• What you need to do: From the first line to the last, repeat the data exactly but leave out the pictures.

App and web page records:
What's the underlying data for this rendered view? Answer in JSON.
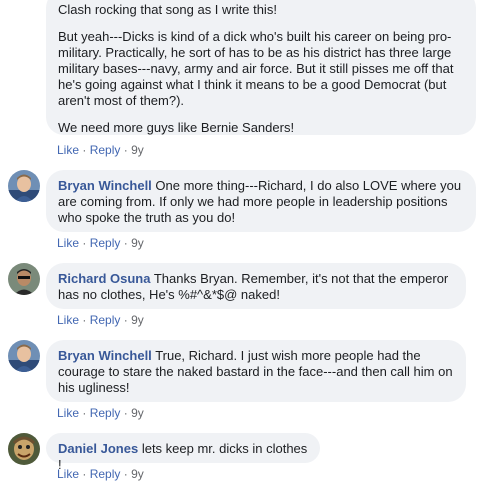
{
  "comments": [
    {
      "paragraphs": [
        "Clash rocking that song as I write this!",
        "But yeah---Dicks is kind of a dick who's built his career on being pro-military. Practically, he sort of has to be as his district has three large military bases---navy, army and air force. But it still pisses me off that he's going against what I think it means to be a good Democrat (but aren't most of them?).",
        "We need more guys like Bernie Sanders!"
      ],
      "actions": {
        "like": "Like",
        "reply": "Reply",
        "time": "9y"
      }
    },
    {
      "author": "Bryan Winchell",
      "text": "One more thing---Richard, I do also LOVE where you are coming from. If only we had more people in leadership positions who spoke the truth as you do!",
      "actions": {
        "like": "Like",
        "reply": "Reply",
        "time": "9y"
      }
    },
    {
      "author": "Richard Osuna",
      "text": "Thanks Bryan. Remember, it's not that the emperor has no clothes, He's %#^&*$@ naked!",
      "actions": {
        "like": "Like",
        "reply": "Reply",
        "time": "9y"
      }
    },
    {
      "author": "Bryan Winchell",
      "text": "True, Richard. I just wish more people had the courage to stare the naked bastard in the face---and then call him on his ugliness!",
      "actions": {
        "like": "Like",
        "reply": "Reply",
        "time": "9y"
      }
    },
    {
      "author": "Daniel Jones",
      "text": "lets keep mr. dicks in clothes !",
      "actions": {
        "like": "Like",
        "reply": "Reply",
        "time": "9y"
      }
    }
  ],
  "separator": "·",
  "colors": {
    "link": "#385898",
    "action": "#4267b2",
    "bubble": "#f0f2f5",
    "meta": "#65676b"
  }
}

• Answer to this exercise:
What's the underlying data for this rendered view? Answer in JSON.
{
  "comments": [
    {
      "paragraphs": [
        "Clash rocking that song as I write this!",
        "But yeah---Dicks is kind of a dick who's built his career on being pro-military. Practically, he sort of has to be as his district has three large military bases---navy, army and air force. But it still pisses me off that he's going against what I think it means to be a good Democrat (but aren't most of them?).",
        "We need more guys like Bernie Sanders!"
      ],
      "actions": {
        "like": "Like",
        "reply": "Reply",
        "time": "9y"
      }
    },
    {
      "author": "Bryan Winchell",
      "text": "One more thing---Richard, I do also LOVE where you are coming from. If only we had more people in leadership positions who spoke the truth as you do!",
      "actions": {
        "like": "Like",
        "reply": "Reply",
        "time": "9y"
      }
    },
    {
      "author": "Richard Osuna",
      "text": "Thanks Bryan. Remember, it's not that the emperor has no clothes, He's %#^&*$@ naked!",
      "actions": {
        "like": "Like",
        "reply": "Reply",
        "time": "9y"
      }
    },
    {
      "author": "Bryan Winchell",
      "text": "True, Richard. I just wish more people had the courage to stare the naked bastard in the face---and then call him on his ugliness!",
      "actions": {
        "like": "Like",
        "reply": "Reply",
        "time": "9y"
      }
    },
    {
      "author": "Daniel Jones",
      "text": "lets keep mr. dicks in clothes !",
      "actions": {
        "like": "Like",
        "reply": "Reply",
        "time": "9y"
      }
    }
  ],
  "separator": "·",
  "colors": {
    "link": "#385898",
    "action": "#4267b2",
    "bubble": "#f0f2f5",
    "meta": "#65676b"
  }
}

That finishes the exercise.